**Exercise aim**: The required output is all lines below that contain the word "title".

**Input data**:
_ _ _ _

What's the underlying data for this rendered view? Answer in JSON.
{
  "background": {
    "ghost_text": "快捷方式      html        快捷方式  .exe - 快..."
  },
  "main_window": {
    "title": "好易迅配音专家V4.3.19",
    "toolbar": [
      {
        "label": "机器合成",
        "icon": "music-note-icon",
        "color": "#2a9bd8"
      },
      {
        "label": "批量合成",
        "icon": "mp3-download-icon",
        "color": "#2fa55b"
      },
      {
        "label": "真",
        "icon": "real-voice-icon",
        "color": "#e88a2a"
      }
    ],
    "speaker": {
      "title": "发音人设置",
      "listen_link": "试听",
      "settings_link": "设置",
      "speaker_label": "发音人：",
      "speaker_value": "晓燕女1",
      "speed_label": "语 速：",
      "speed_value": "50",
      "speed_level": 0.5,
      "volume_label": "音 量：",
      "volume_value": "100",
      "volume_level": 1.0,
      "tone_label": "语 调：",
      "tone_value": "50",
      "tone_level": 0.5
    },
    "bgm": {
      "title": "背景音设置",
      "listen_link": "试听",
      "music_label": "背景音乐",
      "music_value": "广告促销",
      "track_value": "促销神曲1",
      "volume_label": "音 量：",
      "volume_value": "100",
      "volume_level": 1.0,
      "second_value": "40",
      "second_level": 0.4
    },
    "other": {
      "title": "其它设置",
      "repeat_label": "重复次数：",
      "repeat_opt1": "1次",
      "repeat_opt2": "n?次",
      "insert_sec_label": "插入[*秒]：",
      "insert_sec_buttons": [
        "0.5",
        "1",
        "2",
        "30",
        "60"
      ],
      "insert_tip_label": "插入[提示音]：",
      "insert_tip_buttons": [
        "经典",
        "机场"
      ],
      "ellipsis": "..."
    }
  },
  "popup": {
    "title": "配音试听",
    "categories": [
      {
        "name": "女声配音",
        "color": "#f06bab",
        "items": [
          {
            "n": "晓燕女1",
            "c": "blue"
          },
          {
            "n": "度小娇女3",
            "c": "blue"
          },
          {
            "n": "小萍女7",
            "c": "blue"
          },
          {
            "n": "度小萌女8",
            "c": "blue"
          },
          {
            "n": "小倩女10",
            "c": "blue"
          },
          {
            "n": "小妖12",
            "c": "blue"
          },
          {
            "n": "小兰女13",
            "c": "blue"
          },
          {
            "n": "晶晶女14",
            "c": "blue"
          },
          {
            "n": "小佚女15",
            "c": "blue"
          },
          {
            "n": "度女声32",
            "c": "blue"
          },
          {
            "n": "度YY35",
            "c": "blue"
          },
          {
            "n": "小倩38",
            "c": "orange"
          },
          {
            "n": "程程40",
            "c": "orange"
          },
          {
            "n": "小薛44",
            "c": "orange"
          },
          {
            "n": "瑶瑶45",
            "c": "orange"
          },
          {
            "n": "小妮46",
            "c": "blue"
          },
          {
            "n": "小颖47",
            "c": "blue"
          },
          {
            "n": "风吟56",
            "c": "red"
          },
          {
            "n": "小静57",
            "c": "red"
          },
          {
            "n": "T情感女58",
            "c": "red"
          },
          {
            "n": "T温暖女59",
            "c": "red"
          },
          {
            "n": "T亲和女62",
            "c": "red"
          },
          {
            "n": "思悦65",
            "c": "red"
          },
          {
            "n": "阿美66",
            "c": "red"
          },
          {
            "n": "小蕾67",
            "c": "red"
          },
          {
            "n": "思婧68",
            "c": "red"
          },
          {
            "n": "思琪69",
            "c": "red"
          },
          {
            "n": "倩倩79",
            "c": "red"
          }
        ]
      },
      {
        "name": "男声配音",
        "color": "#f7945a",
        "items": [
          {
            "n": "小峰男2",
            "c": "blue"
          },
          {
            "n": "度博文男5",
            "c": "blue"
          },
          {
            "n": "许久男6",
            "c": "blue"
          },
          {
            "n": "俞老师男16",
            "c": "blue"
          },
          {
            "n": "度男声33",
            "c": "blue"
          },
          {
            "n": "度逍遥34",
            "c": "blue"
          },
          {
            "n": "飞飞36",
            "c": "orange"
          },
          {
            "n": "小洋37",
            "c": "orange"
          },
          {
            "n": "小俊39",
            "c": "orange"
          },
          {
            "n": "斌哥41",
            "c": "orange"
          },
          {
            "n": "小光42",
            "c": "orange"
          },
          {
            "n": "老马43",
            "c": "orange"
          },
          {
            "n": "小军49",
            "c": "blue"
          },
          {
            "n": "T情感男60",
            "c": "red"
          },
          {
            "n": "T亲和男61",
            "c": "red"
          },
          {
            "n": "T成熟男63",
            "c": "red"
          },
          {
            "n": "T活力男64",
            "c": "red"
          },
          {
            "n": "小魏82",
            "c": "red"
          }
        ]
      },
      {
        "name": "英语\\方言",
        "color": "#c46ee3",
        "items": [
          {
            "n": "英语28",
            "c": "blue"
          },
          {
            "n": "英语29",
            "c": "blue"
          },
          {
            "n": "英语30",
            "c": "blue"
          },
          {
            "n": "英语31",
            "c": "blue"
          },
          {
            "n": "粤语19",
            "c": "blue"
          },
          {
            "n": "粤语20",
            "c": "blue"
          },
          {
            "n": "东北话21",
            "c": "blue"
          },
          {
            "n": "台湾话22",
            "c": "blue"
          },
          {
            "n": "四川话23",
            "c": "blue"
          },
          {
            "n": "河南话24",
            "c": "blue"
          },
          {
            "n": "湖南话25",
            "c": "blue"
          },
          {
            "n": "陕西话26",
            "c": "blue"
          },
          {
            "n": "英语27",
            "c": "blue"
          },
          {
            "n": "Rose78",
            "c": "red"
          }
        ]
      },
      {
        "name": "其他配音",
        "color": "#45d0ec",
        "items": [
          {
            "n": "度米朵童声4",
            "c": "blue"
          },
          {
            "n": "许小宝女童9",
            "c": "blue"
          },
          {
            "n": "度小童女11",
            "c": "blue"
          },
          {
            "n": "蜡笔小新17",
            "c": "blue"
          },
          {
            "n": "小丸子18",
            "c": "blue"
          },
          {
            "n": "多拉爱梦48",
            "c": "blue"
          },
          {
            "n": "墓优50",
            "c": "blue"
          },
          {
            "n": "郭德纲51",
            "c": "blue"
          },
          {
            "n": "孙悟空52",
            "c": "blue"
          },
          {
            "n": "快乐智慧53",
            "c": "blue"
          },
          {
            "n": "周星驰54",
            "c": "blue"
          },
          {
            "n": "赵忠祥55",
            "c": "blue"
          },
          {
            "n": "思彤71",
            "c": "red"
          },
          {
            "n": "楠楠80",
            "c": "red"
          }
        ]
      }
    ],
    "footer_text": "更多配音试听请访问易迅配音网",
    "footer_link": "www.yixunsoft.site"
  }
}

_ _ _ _

**Task solution**:
    "title": "好易迅配音专家V4.3.19",
      "title": "发音人设置",
      "title": "背景音设置",
      "title": "其它设置",
    "title": "配音试听",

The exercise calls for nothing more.